People crowd to receive free grocery items being distributed outside a relief camp in Obite community, after they fled their homes following a massive flood in Rivers state
People crowd to receive free grocery items distributed outside a relief camp in Obite community, after they fled their homes following a massive flood in Rivers state, Nigeria October 21, 2022. Reuters / TEMILADE ADELAJA

The federal government and governors in Nigeria are trading a war of words to pass the buck on poverty alleviation and curbing social unrest in the West African nation.

However, the heated exchange of words will not produce any tangible result for the poor and the victims of social anarchy as the federal system in the country leaves enough loopholes to bring to book those who caused the misery and the mayhem.

On Nov. 30, Clem Agba, minister of state for budget and national planning, accused provincial governors of failure to improve living conditions in rural areas of the country, which house 72 percent of Nigeria's poor citizens.

He also alleged that governors were too obsessed with flyovers and airports while skipping the alarming poverty rate in the nation.

Earlier, President Muhammadu Buhari said while speaking at a meeting at the National Institute for Policy and Strategic Studies that governors encourage corruption and retard development.

Citing an example, Buhari said if N100 million is allocated to a local government, the governor will pocket 50 million, who will spend it the way he likes.

The Nigeria Governors' Forum (NGF) was not happy with the federal government for accusing them of fleecing the state exchequer.

Governors from 36 provincial states charged the federal government with giving up its duty to address the security challenges and poverty in the country.

The forum noted that poverty in rural areas is caused by insecurity in commercial, agricultural and economic activities.

The inaction of the federal government has allowed bandits and kidnappers to turn Nigeria into a killing field, they alleged.

The NGF, in a statement, said, "....Governors have undertaken projects where they, in conjunction with their people, deem them fit for purpose."

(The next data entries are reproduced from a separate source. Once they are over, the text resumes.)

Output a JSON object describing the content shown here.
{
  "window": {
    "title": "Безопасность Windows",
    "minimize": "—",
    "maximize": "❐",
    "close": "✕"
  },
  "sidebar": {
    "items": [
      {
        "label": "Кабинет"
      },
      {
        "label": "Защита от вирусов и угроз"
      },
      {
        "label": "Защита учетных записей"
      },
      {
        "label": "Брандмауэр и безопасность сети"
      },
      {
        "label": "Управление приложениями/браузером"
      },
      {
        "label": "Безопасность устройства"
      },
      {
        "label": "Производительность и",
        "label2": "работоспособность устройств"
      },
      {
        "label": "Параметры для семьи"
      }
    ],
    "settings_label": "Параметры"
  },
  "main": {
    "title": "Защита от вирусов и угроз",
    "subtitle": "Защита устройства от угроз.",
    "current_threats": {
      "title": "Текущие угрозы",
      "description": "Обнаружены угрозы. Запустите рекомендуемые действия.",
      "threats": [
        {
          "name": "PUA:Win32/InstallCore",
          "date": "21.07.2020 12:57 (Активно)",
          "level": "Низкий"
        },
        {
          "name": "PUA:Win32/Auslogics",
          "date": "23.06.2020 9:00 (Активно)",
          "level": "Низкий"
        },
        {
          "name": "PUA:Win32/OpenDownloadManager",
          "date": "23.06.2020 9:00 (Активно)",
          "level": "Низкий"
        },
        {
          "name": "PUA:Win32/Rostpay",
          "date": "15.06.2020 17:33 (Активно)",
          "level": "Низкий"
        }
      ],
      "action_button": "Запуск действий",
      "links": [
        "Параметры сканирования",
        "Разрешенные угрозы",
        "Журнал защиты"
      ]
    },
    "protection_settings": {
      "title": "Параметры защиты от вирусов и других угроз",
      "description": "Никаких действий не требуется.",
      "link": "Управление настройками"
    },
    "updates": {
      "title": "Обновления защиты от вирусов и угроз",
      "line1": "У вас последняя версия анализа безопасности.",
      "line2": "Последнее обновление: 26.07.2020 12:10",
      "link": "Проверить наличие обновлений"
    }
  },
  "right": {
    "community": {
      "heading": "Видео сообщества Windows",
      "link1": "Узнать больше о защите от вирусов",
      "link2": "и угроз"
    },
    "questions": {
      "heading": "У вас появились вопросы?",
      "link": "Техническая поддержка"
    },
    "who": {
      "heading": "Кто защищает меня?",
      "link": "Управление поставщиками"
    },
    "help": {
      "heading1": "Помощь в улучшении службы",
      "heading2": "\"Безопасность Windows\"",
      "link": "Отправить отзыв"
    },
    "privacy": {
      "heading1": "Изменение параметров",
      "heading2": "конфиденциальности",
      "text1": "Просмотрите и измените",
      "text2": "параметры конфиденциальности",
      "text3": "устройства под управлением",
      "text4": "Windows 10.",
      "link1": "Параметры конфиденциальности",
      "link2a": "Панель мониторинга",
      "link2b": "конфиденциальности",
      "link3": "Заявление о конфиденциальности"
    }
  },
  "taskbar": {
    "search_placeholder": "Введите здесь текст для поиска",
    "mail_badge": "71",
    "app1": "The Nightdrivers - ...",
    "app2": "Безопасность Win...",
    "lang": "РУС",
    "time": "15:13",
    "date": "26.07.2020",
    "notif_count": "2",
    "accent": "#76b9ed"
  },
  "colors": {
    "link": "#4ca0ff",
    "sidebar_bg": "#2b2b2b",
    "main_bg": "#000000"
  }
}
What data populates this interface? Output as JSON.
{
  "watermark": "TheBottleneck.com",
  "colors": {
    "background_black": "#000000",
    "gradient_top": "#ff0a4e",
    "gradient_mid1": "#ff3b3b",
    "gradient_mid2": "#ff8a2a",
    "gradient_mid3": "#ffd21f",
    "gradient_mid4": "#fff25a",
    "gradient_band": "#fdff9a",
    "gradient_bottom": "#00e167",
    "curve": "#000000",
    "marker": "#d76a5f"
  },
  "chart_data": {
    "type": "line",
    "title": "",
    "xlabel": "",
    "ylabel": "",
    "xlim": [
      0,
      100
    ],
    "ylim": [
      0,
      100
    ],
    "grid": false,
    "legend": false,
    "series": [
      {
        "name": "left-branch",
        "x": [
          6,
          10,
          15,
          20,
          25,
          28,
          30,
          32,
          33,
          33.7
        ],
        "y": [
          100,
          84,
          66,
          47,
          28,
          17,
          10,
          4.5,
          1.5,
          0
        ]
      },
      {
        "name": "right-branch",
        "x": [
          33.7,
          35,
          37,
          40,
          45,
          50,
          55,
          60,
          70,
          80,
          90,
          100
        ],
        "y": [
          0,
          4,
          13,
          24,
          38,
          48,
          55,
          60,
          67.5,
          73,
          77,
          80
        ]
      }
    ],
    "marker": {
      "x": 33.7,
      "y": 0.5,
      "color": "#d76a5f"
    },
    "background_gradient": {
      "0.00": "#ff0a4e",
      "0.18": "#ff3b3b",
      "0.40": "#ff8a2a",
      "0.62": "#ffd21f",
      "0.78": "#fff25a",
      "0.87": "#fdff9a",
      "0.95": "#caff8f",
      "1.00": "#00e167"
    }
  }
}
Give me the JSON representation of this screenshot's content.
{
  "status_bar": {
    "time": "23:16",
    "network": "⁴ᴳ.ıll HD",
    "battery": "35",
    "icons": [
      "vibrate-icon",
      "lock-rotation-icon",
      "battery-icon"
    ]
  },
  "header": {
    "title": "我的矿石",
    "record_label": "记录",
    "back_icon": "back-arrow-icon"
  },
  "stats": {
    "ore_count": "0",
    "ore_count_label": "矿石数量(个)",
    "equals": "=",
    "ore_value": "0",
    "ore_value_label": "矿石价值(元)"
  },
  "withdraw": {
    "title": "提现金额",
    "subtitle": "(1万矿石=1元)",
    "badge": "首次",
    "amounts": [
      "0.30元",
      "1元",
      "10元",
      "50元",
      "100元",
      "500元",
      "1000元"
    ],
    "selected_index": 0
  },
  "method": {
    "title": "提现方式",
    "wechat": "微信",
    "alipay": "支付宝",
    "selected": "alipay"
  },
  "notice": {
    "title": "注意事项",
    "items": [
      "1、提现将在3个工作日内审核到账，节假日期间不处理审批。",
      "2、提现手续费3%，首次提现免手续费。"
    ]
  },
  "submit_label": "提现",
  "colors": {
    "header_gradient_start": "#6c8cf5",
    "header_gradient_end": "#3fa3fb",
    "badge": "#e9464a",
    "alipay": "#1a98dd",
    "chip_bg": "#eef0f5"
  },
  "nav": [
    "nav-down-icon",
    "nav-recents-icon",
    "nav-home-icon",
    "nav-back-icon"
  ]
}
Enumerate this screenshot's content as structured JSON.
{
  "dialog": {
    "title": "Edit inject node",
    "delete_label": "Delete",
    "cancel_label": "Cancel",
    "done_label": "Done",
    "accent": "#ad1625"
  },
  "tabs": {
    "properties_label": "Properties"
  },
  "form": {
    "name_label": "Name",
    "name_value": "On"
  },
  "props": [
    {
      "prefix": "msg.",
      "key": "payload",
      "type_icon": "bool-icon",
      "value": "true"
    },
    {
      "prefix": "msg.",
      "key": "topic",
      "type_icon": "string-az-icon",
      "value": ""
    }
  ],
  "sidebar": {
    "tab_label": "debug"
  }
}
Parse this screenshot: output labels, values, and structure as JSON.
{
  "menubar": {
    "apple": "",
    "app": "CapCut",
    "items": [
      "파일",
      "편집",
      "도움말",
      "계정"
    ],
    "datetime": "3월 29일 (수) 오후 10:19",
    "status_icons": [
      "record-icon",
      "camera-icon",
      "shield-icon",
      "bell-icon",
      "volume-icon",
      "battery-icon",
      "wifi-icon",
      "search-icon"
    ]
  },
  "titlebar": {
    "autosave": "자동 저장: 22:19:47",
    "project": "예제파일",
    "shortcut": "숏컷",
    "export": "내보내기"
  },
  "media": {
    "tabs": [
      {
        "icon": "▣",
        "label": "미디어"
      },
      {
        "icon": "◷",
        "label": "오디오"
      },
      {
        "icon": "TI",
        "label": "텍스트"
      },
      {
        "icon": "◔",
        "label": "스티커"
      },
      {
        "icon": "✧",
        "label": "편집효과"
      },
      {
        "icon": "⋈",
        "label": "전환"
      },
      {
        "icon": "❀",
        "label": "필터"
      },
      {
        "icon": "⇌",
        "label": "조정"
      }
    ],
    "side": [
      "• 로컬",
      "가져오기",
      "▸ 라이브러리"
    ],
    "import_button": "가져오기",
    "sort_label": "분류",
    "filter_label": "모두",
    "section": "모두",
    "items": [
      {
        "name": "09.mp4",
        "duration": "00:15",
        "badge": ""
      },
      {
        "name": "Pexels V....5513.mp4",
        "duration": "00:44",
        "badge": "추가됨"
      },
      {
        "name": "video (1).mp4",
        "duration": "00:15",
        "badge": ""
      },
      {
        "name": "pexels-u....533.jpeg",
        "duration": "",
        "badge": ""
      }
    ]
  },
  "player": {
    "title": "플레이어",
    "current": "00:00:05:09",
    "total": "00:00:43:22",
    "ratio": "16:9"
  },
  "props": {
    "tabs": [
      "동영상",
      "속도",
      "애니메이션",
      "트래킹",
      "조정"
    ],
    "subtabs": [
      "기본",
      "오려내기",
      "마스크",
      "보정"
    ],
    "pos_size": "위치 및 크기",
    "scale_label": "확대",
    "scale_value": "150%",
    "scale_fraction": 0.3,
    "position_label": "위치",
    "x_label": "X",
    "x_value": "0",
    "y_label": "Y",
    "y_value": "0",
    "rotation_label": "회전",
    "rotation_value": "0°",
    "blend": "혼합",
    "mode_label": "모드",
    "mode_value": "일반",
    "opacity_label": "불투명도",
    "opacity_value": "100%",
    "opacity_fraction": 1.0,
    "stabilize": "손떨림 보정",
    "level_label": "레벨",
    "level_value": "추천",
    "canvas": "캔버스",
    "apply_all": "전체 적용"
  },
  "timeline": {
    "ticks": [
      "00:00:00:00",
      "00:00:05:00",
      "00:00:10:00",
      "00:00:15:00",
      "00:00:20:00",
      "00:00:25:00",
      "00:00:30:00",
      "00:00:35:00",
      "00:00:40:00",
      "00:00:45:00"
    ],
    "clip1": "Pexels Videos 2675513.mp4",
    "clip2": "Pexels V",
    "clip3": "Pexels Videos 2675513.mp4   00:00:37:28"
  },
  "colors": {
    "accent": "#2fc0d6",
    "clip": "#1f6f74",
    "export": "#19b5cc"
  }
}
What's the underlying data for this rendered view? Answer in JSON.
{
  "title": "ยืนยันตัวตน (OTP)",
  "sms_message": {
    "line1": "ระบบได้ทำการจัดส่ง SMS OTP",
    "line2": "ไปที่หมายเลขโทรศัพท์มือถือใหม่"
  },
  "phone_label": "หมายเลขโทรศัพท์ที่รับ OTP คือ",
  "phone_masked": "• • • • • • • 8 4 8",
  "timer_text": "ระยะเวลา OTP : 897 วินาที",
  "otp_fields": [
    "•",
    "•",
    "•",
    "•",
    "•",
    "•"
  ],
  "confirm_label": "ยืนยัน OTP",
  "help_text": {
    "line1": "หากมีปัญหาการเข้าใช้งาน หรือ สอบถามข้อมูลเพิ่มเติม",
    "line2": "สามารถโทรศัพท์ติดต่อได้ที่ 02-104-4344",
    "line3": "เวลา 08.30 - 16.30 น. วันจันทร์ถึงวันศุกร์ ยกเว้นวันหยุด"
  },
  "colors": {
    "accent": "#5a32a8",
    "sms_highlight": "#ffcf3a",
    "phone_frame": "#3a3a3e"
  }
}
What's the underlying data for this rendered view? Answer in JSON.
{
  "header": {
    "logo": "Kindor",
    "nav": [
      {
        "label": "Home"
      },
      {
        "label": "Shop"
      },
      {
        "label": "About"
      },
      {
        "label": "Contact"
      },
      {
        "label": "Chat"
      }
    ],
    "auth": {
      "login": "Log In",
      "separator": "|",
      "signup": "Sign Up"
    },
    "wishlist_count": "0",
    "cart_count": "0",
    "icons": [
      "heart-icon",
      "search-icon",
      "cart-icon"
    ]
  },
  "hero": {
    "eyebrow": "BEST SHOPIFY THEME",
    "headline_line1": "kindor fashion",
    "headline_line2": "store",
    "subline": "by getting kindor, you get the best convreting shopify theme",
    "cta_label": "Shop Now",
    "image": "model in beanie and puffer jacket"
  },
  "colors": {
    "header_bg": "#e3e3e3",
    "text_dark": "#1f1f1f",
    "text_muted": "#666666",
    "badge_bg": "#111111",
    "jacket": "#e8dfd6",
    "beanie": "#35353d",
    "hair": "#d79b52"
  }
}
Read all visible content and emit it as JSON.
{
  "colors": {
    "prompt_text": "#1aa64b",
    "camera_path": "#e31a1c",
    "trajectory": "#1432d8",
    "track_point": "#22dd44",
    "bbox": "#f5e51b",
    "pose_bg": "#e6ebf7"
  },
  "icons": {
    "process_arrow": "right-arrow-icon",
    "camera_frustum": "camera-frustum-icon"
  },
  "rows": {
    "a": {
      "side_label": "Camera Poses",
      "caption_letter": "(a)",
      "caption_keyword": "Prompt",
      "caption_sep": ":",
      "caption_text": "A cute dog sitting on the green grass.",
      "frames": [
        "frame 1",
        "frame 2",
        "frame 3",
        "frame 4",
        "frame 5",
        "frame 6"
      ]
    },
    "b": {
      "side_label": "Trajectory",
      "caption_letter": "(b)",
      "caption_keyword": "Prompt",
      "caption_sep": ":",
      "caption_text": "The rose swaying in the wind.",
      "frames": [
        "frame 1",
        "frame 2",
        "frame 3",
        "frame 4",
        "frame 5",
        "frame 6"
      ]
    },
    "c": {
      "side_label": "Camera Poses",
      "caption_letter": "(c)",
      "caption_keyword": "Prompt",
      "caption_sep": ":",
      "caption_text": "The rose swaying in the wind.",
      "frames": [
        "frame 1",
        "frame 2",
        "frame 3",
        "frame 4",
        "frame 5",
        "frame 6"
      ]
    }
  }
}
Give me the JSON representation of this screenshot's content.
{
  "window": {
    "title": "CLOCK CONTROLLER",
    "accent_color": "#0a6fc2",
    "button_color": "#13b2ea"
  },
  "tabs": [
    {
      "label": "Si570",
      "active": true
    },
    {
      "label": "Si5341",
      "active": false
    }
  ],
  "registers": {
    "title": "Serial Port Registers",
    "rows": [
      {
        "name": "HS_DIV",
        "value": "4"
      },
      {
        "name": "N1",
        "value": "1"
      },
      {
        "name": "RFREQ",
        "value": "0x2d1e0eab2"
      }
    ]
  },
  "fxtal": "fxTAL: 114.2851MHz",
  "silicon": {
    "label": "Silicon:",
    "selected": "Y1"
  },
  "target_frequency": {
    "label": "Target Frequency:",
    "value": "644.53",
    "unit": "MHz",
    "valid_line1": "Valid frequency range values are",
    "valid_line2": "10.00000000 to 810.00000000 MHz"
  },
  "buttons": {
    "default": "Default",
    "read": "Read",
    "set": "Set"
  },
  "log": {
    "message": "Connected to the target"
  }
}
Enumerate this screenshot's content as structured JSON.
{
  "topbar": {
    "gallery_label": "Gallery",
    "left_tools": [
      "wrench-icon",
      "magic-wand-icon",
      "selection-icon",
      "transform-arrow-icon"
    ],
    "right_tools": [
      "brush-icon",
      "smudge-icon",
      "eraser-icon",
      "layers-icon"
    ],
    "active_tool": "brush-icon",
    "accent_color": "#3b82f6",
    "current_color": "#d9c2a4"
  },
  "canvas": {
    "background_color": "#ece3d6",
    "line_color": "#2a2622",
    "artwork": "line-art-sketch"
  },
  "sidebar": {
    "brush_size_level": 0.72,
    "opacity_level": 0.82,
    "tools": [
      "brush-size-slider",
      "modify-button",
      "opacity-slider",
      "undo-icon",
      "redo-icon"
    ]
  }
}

In a veiled attack on the President, who is quitting office in February, they accused him of mismanaging the 13 percent statutory allocation given to oil-producing states.

In November, the National Bureau of Statistics (NBS) came out with the latest data which stated that 133 million Nigerians are multidimensionally poor.

In the report, NBS placed some states as abysmally poor. In its ranking, Sokoto State in the northwest has the highest rate of poverty, followed by Bayelsa in the south.

Reacting to the report, Agba blamed state governors for the rising poverty.

Before the NBS's scary report, the Global Poverty Clock in 2021, put 87 million Nigerians below the poverty line. It said that Nigeria had overtaken India as the poverty capital of the world.

It is beyond reason why so many people are dirt poor in a country of such staggering resources. The country has problematic federalism with three tiers of local, state and federal governments working to undermine each other when it comes to funds.

The governors have often proved good at ensuring that state governments do not function properly. Of course, they take a leaf from the federal government, which has more power.

Corruption and lack of priority among the governors are fueling poverty in rural areas. It is the need of the hour that the federal government, governors, and local governments work together to squarely tackle poverty and social unrest in the country.

Leadership has failed the country as Africa's largest economy has yet to recover from the doldrums of poverty and underdevelopment. The wounds of the military coups in 1966 and the Civil War in 1967 are still lingering on to make it a deeply fractured nation with powerful groups vying with each other.

Historically, Nigeria is not a product of federating units, it was foreign military powers who merged protectorates.

Legal experts say that more than 250 ethnic nationalities are brought together in a centralized system, suitable for a mono-ethnic polity. Under the 1999 Constitution, the 36 states are dependent on the federal government, which enjoys a near monopoly over resources.